> **What the exercise asks**:
From the records that follow, give the number of lines that include the word "desc", with no further words.

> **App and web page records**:

-=-=-

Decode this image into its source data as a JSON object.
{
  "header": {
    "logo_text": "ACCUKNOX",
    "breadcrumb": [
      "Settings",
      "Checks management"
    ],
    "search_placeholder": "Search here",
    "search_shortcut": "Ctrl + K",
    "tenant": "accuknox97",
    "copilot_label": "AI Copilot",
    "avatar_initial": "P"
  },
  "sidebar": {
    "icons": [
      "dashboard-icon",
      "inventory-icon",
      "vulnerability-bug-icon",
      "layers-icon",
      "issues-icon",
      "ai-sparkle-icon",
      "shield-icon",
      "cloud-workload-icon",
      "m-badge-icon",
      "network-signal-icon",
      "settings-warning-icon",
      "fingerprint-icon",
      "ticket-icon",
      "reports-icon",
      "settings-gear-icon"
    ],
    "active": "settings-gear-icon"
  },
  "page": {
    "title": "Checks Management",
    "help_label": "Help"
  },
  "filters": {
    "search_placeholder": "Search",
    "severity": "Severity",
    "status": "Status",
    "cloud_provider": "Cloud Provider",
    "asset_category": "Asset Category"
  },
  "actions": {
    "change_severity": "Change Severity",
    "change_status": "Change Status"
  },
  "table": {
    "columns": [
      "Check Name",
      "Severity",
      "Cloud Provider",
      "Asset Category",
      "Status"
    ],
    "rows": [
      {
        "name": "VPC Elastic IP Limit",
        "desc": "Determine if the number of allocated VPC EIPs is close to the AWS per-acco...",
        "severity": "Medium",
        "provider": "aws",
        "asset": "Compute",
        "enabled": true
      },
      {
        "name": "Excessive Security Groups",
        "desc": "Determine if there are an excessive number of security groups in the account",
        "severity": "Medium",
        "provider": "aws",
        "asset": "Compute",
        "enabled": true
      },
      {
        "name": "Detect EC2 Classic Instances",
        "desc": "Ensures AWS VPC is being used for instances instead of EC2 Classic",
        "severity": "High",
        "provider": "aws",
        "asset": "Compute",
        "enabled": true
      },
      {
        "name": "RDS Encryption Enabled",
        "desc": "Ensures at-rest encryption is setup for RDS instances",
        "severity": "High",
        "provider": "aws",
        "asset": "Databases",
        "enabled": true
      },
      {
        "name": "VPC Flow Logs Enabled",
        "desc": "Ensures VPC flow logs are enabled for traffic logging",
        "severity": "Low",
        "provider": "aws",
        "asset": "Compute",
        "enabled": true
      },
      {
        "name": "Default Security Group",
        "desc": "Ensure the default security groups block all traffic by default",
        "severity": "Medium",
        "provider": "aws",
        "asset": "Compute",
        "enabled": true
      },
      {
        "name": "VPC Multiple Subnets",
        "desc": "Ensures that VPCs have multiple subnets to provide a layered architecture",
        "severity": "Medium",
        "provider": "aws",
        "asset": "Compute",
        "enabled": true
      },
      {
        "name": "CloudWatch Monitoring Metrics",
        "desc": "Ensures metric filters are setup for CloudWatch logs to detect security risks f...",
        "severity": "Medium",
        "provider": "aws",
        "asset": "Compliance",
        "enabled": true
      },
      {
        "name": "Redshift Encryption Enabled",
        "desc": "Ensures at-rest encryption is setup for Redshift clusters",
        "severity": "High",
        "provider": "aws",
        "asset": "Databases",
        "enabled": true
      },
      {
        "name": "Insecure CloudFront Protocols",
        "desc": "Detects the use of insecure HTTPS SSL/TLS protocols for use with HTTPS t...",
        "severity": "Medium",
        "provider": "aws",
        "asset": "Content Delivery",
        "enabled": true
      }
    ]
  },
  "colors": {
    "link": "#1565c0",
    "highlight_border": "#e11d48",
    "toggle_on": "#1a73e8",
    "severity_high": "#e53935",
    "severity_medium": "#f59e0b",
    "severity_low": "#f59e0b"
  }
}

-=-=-

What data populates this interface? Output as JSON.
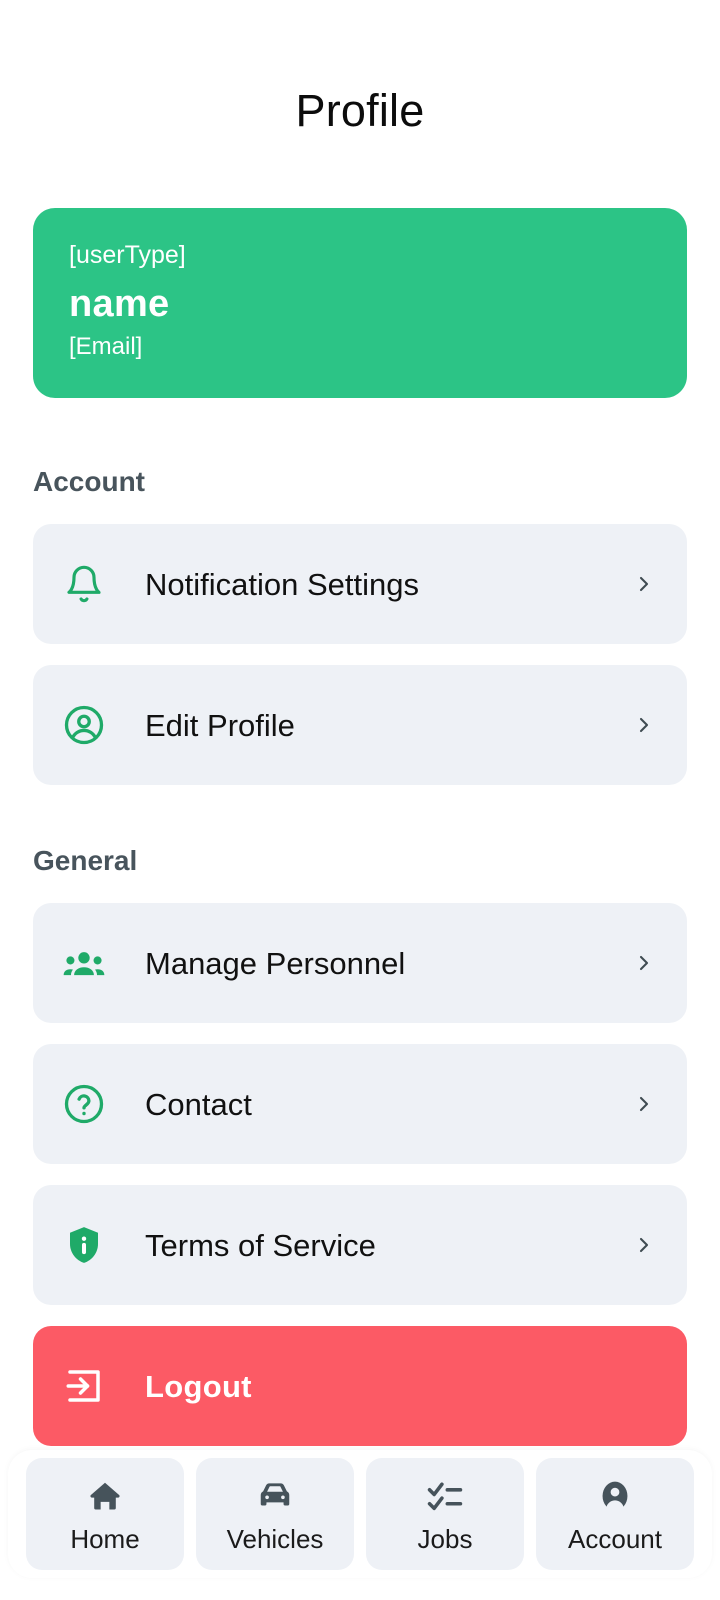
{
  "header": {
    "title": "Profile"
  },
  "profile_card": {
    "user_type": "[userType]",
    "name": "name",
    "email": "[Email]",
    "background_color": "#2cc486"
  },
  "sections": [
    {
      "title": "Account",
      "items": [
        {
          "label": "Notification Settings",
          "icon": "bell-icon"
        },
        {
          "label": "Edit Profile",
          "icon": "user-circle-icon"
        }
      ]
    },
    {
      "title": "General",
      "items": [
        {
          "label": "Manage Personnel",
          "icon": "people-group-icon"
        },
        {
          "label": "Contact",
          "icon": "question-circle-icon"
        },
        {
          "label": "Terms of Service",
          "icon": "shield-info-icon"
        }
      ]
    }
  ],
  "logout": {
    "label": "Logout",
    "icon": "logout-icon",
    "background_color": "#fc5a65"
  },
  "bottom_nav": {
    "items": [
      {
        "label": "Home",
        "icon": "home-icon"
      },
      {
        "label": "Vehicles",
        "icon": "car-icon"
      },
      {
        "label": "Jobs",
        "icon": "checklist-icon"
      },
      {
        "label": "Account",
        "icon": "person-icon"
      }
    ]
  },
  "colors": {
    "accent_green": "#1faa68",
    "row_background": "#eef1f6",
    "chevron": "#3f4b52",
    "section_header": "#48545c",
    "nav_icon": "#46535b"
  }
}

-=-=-

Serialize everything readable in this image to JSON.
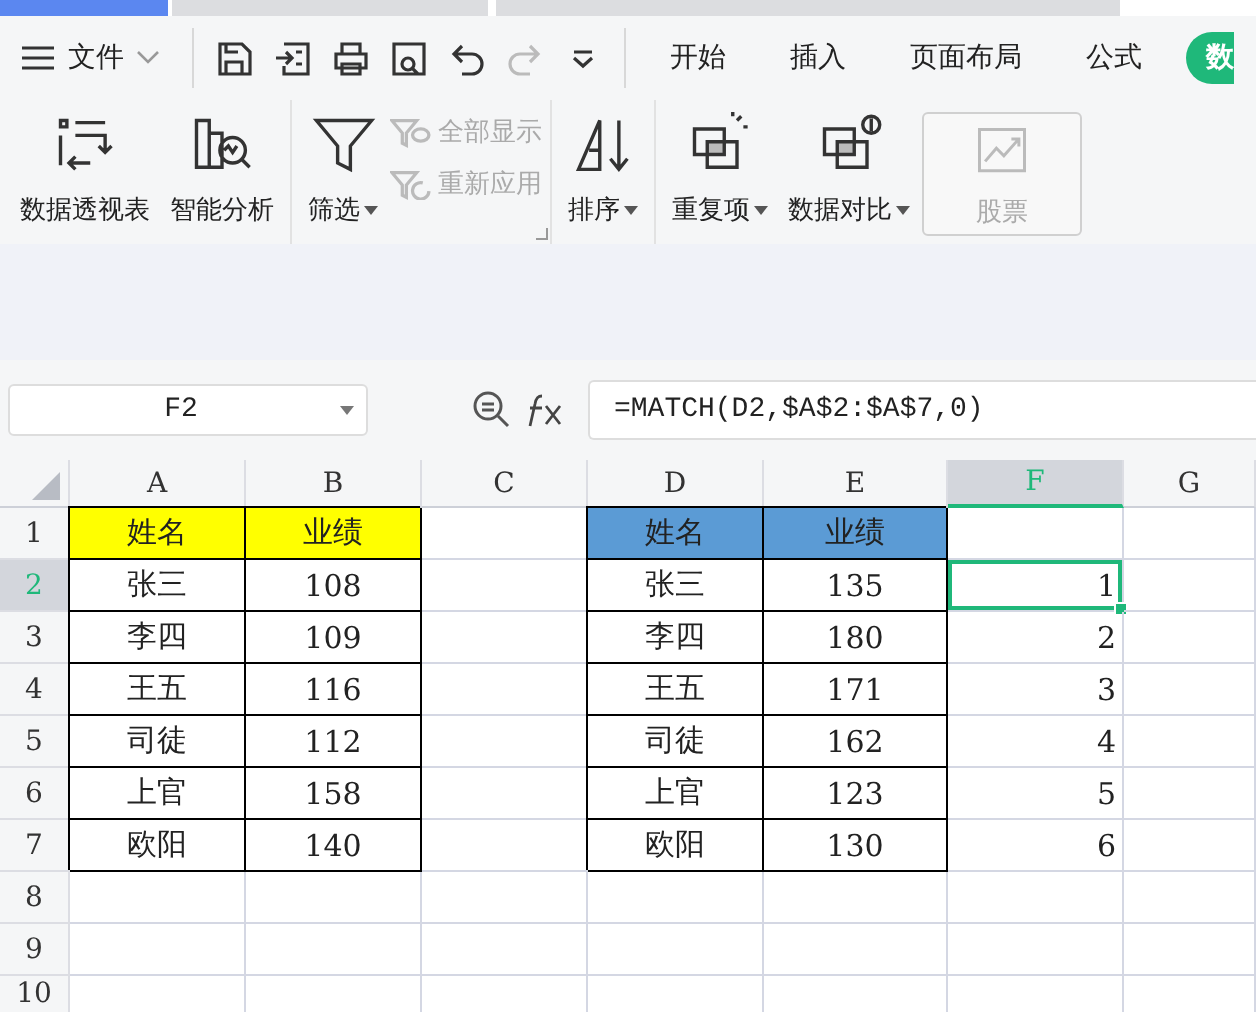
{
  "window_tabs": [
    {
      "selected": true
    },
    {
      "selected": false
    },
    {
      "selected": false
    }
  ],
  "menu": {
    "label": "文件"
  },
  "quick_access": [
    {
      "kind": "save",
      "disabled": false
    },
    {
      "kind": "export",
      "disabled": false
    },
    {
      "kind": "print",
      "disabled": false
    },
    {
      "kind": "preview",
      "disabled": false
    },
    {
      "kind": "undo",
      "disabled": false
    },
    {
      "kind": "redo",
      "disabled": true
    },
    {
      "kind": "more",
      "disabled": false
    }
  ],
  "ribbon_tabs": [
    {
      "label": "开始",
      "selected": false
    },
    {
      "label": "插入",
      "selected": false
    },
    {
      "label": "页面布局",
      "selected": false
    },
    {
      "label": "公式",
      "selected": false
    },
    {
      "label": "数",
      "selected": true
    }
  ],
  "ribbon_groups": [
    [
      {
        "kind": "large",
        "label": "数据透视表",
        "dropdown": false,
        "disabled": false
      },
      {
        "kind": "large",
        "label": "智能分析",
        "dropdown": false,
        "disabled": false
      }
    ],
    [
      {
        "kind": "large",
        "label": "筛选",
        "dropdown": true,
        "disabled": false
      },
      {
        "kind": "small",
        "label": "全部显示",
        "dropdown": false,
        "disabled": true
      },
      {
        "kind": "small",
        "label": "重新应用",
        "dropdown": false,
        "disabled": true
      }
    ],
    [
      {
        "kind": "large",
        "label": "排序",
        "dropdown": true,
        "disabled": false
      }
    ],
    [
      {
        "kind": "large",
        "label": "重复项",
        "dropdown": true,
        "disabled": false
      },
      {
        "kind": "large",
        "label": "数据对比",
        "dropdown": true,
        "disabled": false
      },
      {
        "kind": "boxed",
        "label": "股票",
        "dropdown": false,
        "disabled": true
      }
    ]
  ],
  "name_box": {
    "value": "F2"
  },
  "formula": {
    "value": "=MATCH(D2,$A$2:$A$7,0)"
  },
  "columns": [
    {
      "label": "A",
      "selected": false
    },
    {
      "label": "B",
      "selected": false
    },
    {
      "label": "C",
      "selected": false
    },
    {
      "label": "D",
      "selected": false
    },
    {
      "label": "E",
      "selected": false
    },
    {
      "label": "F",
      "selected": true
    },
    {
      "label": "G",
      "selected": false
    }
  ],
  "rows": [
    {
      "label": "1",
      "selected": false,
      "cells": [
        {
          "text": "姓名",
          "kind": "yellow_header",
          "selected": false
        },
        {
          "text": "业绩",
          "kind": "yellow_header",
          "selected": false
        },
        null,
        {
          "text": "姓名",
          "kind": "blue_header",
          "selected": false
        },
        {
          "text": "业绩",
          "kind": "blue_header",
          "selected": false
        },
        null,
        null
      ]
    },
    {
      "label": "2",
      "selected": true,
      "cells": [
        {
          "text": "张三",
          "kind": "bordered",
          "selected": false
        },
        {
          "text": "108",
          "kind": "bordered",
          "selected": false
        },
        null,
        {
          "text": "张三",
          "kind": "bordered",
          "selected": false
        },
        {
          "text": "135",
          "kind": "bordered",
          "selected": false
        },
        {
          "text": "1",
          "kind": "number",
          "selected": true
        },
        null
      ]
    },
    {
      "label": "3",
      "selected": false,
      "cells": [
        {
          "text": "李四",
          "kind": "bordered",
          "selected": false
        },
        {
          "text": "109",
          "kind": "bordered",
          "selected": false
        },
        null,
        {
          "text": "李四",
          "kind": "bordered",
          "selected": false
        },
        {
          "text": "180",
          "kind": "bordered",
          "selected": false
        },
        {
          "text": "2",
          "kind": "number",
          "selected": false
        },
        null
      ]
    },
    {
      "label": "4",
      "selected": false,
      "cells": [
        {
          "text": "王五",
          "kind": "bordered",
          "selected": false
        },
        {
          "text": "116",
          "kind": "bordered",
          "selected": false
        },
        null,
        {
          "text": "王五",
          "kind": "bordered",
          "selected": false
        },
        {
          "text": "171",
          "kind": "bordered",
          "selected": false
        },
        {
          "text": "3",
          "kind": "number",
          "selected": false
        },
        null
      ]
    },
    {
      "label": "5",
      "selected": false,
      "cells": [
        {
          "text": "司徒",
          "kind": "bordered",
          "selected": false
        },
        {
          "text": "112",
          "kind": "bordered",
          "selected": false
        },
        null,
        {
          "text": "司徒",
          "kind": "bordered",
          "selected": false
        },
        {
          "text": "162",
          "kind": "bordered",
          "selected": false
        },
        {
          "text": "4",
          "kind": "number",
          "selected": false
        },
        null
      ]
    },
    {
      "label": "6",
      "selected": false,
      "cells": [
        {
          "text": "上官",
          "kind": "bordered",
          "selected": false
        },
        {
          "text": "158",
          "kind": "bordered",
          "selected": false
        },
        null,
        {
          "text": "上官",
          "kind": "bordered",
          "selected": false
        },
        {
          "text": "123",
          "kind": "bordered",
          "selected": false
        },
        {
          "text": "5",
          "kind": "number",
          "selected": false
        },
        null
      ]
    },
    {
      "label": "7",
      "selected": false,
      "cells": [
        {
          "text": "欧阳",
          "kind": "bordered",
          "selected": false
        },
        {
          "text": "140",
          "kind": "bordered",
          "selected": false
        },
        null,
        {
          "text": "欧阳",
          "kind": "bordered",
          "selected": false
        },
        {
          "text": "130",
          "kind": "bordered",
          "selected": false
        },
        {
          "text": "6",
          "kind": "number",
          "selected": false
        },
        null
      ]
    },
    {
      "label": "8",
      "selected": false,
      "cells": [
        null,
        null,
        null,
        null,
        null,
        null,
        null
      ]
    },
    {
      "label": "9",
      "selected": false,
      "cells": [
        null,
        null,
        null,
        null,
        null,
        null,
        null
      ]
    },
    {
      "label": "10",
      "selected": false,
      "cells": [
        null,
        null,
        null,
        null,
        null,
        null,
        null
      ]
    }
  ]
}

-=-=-

> **Your response**:
10